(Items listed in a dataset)
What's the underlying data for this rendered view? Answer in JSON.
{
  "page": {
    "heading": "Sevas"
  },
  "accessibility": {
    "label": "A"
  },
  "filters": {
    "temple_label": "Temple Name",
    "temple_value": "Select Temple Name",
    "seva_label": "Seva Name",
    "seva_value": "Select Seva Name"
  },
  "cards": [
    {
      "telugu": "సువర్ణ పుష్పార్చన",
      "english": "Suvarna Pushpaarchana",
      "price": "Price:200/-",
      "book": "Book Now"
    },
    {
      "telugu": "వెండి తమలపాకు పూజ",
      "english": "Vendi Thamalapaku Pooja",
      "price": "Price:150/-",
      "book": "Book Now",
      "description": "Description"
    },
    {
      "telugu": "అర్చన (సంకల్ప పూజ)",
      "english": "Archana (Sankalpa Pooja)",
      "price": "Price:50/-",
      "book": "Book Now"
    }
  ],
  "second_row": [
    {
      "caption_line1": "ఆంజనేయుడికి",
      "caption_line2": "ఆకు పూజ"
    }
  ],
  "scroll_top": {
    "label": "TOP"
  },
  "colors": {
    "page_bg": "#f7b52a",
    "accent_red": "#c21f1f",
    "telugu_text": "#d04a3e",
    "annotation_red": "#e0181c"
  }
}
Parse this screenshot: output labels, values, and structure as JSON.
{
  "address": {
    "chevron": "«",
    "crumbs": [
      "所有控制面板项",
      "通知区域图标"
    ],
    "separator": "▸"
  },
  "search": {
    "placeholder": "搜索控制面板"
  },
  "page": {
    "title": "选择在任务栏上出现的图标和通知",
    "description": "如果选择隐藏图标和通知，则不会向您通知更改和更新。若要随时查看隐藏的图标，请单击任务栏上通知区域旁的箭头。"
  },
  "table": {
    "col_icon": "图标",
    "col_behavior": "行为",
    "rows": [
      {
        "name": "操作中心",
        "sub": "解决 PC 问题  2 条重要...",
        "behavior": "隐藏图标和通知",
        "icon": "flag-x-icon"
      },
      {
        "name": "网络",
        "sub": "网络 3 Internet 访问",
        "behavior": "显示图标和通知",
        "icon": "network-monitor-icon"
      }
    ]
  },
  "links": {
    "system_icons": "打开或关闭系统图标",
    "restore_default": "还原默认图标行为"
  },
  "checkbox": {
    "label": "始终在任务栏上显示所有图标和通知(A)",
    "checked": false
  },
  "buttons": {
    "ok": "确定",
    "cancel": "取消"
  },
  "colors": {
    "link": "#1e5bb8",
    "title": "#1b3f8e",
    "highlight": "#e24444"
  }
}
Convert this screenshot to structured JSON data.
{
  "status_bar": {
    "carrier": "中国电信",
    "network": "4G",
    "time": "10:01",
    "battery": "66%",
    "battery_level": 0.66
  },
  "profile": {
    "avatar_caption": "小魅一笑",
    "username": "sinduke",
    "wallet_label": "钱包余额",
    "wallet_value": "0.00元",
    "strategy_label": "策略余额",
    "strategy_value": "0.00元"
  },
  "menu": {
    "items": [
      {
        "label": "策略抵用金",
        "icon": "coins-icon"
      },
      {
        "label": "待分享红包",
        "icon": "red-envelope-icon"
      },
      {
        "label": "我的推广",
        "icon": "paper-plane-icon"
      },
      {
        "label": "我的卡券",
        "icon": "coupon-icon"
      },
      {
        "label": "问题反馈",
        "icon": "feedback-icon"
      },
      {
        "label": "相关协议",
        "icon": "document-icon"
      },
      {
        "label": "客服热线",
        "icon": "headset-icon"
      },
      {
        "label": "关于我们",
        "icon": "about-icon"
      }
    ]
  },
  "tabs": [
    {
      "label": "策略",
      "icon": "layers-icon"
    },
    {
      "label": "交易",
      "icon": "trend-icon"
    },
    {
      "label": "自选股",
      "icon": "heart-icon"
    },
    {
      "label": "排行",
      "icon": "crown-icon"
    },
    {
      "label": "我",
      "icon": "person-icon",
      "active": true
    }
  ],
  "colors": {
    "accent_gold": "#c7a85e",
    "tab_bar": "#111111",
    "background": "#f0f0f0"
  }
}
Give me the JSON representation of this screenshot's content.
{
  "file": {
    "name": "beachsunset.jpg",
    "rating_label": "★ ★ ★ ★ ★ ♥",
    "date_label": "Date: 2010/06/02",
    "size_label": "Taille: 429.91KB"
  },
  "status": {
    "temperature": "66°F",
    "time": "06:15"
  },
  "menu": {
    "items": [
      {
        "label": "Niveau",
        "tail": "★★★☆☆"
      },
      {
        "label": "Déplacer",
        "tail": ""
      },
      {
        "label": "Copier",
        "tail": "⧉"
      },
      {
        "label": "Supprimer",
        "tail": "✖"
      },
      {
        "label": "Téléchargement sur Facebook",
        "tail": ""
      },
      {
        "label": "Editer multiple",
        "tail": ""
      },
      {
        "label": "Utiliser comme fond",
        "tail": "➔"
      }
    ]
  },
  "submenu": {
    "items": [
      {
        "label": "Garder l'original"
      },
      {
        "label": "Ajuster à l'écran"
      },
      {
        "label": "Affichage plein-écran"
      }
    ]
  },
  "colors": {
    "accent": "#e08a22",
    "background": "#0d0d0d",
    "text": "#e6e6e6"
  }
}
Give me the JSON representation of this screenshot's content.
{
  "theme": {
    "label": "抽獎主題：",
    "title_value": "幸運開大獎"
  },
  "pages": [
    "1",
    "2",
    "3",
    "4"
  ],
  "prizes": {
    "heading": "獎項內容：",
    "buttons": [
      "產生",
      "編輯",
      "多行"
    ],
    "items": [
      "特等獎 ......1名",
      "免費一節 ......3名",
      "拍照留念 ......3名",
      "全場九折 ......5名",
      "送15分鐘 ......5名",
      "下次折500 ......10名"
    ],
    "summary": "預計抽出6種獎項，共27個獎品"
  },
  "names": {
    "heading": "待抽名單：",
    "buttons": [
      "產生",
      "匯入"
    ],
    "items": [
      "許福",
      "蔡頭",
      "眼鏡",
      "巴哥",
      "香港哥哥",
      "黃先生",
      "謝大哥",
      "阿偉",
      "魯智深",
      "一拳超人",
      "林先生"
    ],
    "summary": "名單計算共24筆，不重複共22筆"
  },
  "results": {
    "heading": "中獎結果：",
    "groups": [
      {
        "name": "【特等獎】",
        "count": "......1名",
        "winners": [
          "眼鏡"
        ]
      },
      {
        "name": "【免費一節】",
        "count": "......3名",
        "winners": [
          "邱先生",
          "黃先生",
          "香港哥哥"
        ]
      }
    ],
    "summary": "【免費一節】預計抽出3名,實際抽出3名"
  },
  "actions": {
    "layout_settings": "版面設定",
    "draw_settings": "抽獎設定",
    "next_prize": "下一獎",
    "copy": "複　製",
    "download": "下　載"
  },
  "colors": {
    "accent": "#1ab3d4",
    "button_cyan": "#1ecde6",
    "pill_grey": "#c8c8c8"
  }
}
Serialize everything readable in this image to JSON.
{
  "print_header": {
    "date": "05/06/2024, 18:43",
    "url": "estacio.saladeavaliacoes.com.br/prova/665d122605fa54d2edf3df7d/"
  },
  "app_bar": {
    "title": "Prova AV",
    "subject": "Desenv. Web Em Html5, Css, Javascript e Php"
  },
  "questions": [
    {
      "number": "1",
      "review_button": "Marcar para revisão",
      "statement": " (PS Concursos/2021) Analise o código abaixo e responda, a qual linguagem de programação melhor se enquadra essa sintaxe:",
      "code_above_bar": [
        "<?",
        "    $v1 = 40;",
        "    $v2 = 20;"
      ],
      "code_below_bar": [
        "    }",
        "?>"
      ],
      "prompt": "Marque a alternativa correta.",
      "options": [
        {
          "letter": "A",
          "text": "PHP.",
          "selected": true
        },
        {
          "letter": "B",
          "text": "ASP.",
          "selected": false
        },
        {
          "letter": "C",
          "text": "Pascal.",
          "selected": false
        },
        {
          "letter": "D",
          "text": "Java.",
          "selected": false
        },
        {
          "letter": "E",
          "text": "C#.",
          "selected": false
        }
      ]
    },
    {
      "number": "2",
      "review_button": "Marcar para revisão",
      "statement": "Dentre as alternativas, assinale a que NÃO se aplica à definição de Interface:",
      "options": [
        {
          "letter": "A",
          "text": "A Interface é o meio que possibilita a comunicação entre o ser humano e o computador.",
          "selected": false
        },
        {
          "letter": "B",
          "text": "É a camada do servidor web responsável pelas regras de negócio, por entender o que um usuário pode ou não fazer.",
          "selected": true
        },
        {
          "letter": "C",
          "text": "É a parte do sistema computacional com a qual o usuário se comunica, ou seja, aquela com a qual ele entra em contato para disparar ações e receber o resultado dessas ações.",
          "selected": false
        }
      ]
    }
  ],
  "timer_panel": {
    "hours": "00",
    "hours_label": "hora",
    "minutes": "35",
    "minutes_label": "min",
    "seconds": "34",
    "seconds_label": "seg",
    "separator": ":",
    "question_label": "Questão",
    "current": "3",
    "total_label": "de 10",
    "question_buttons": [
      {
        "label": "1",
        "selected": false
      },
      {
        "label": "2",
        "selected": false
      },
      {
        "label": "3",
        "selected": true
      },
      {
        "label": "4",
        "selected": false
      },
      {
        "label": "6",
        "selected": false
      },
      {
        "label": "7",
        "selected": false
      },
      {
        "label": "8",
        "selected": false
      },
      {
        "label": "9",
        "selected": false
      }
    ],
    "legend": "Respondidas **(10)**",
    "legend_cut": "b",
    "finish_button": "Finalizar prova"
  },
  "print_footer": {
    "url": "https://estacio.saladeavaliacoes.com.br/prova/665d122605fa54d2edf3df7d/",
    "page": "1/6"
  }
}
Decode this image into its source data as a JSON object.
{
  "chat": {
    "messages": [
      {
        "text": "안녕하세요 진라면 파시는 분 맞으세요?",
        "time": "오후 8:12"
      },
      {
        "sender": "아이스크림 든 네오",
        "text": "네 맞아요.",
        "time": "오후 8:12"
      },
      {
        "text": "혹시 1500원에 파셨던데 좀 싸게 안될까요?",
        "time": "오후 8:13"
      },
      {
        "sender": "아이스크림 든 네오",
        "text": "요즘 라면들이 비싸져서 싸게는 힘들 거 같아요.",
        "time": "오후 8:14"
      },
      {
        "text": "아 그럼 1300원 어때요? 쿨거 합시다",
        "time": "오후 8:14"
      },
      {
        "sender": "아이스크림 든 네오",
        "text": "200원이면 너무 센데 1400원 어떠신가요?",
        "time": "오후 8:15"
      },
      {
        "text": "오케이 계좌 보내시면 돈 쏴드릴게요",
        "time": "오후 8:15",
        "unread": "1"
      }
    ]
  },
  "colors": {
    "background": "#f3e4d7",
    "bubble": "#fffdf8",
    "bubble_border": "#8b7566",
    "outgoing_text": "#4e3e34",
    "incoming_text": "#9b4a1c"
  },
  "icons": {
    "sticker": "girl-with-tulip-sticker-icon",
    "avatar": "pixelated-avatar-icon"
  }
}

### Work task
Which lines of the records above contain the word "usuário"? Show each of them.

### Exercise solution
          "text": "É a camada do servidor web responsável pelas regras de negócio, por entender o que um usuário pode ou não fazer.",
          "text": "É a parte do sistema computacional com a qual o usuário se comunica, ou seja, aquela com a qual ele entra em contato para disparar ações e receber o resultado dessas ações.",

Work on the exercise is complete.